_Action item_: Reproduce every record below exactly as written, but leave out any pictures.

_Input records_:

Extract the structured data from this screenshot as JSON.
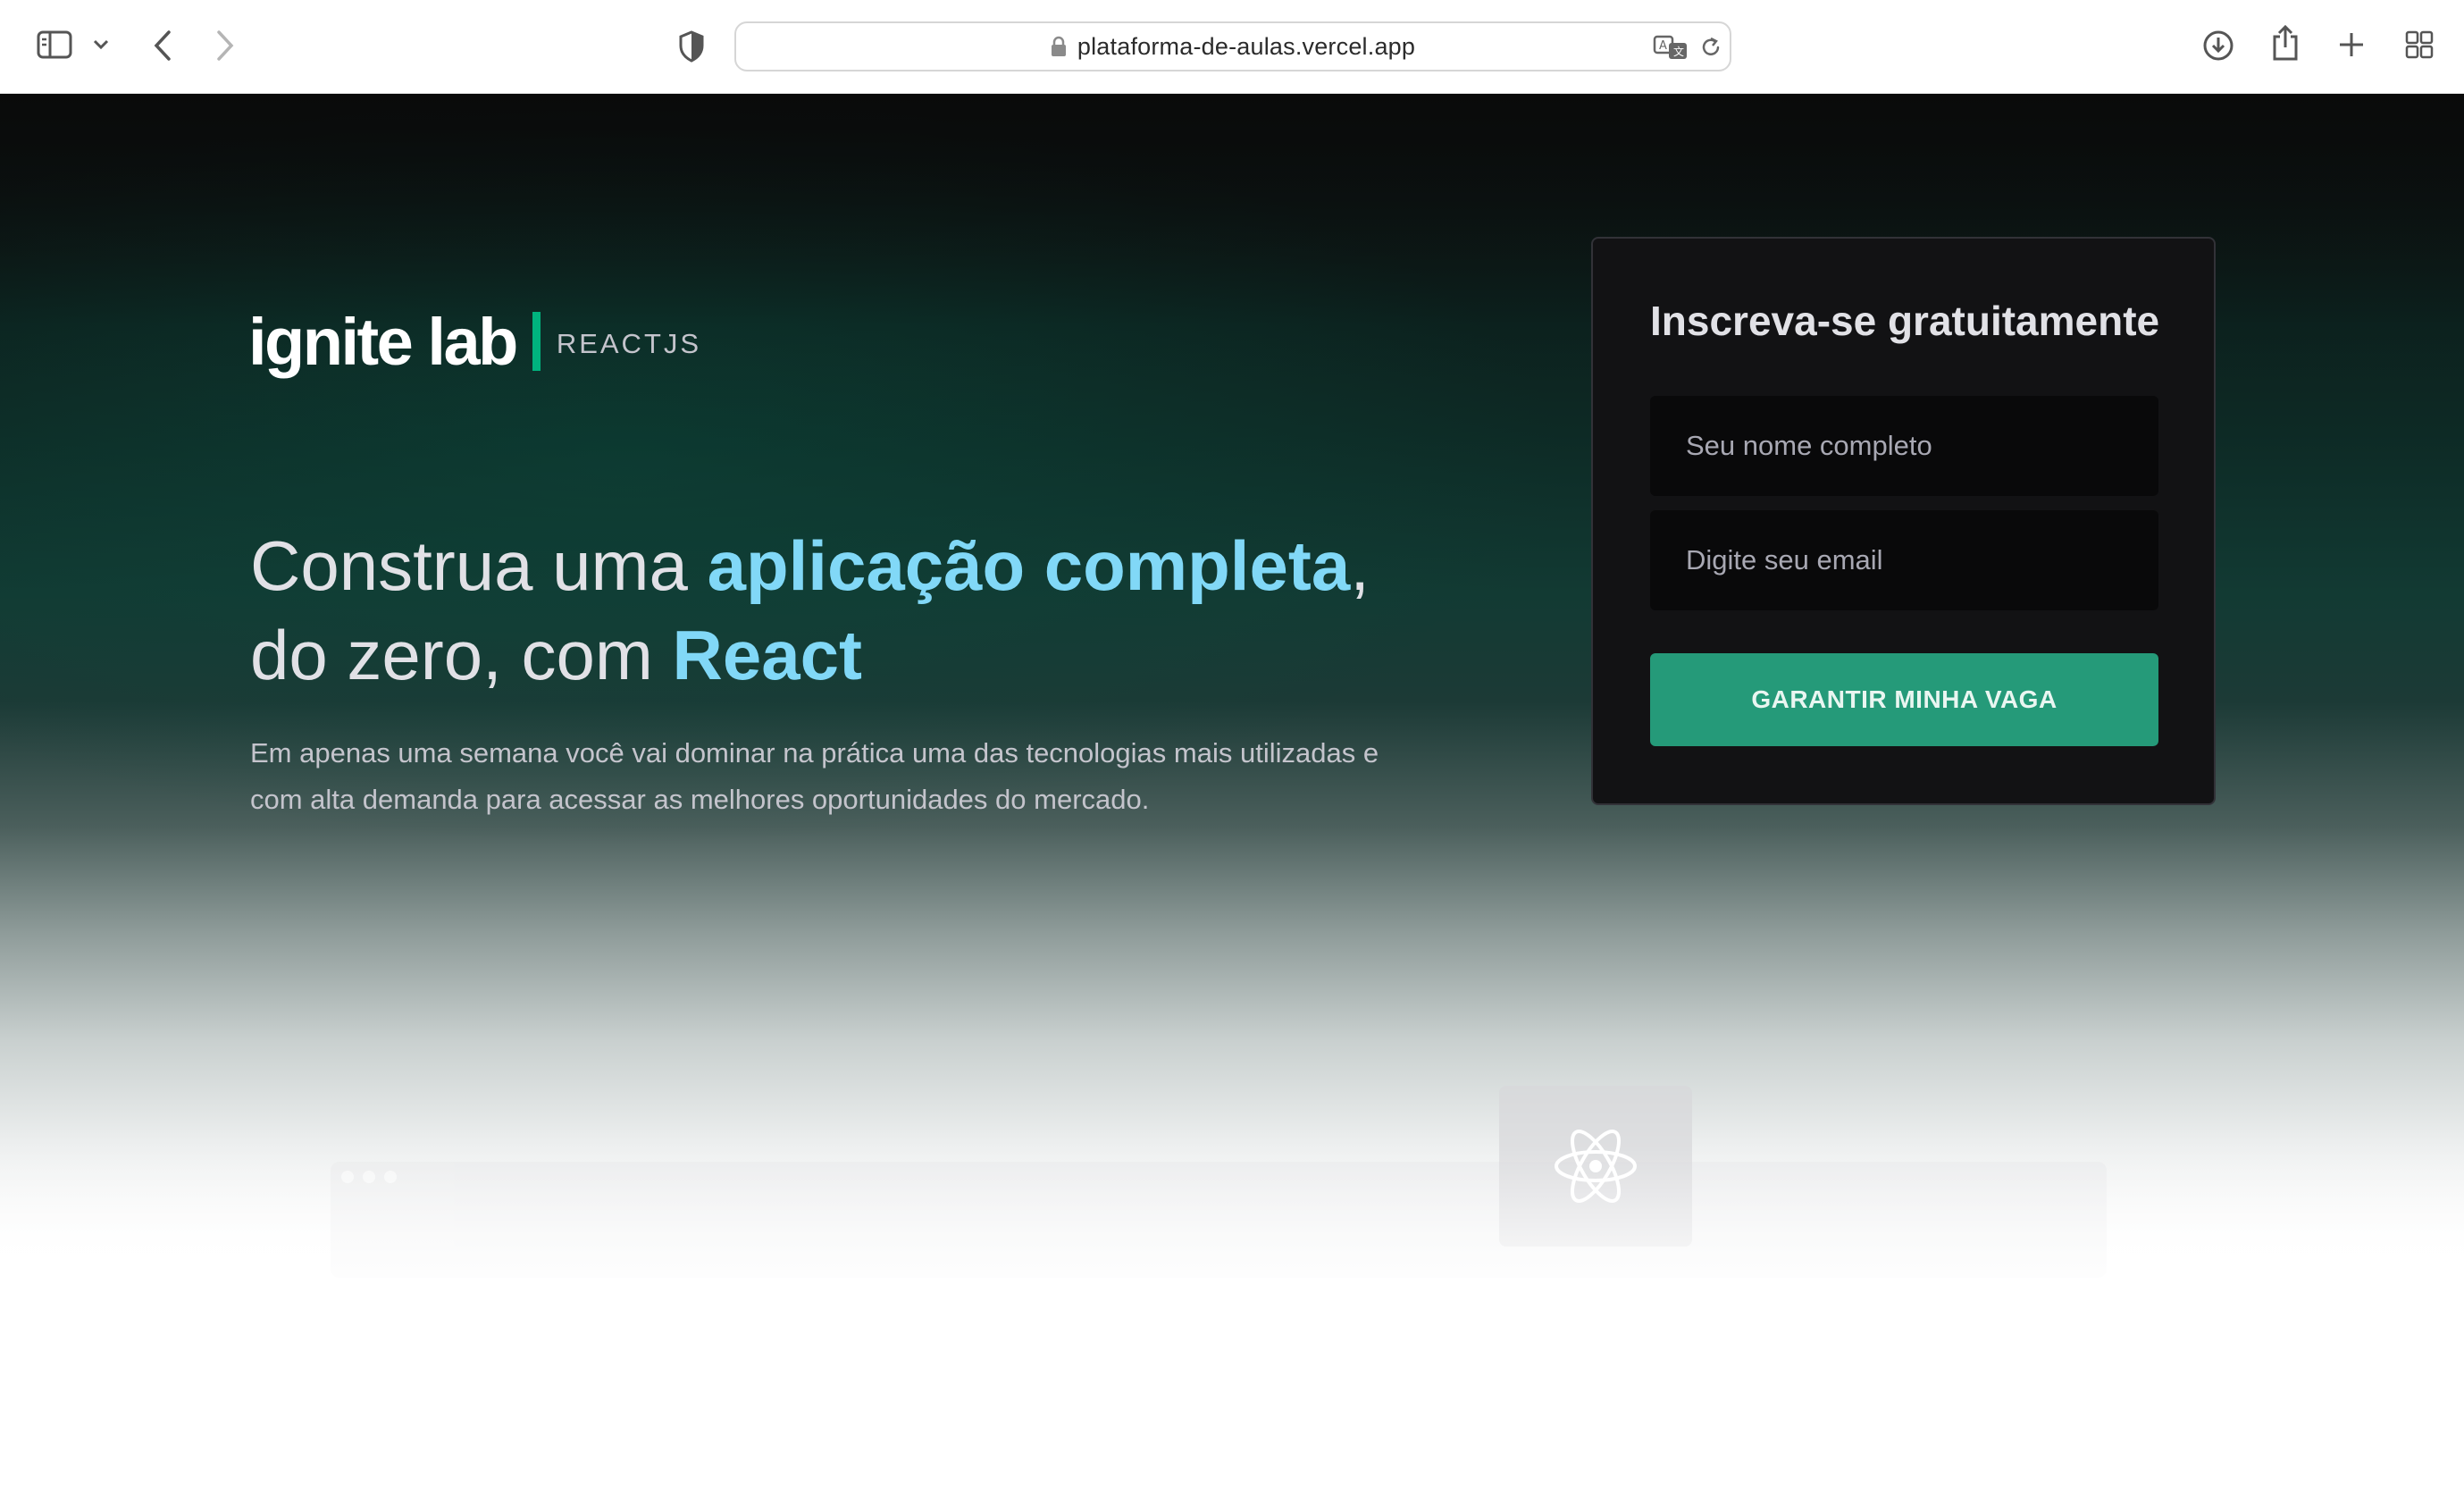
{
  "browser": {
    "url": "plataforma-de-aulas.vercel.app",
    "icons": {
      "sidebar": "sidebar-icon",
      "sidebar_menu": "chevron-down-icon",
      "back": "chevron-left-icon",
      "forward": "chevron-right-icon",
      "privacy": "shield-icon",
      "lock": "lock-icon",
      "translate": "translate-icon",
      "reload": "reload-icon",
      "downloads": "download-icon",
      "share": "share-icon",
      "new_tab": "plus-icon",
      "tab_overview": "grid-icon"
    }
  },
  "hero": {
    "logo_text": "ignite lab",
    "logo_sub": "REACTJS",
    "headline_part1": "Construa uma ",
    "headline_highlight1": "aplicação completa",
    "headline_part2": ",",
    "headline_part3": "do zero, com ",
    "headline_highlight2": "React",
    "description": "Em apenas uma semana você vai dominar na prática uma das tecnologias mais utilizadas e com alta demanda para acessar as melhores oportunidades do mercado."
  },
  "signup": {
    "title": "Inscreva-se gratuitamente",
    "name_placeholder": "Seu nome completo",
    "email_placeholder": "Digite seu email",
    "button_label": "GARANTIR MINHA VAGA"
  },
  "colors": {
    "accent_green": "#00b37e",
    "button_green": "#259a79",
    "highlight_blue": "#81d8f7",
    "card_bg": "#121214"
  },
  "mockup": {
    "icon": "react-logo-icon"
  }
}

_Reply to the task_:
Extract the structured data from this screenshot as JSON.
{
  "browser": {
    "url": "plataforma-de-aulas.vercel.app",
    "icons": {
      "sidebar": "sidebar-icon",
      "sidebar_menu": "chevron-down-icon",
      "back": "chevron-left-icon",
      "forward": "chevron-right-icon",
      "privacy": "shield-icon",
      "lock": "lock-icon",
      "translate": "translate-icon",
      "reload": "reload-icon",
      "downloads": "download-icon",
      "share": "share-icon",
      "new_tab": "plus-icon",
      "tab_overview": "grid-icon"
    }
  },
  "hero": {
    "logo_text": "ignite lab",
    "logo_sub": "REACTJS",
    "headline_part1": "Construa uma ",
    "headline_highlight1": "aplicação completa",
    "headline_part2": ",",
    "headline_part3": "do zero, com ",
    "headline_highlight2": "React",
    "description": "Em apenas uma semana você vai dominar na prática uma das tecnologias mais utilizadas e com alta demanda para acessar as melhores oportunidades do mercado."
  },
  "signup": {
    "title": "Inscreva-se gratuitamente",
    "name_placeholder": "Seu nome completo",
    "email_placeholder": "Digite seu email",
    "button_label": "GARANTIR MINHA VAGA"
  },
  "colors": {
    "accent_green": "#00b37e",
    "button_green": "#259a79",
    "highlight_blue": "#81d8f7",
    "card_bg": "#121214"
  },
  "mockup": {
    "icon": "react-logo-icon"
  }
}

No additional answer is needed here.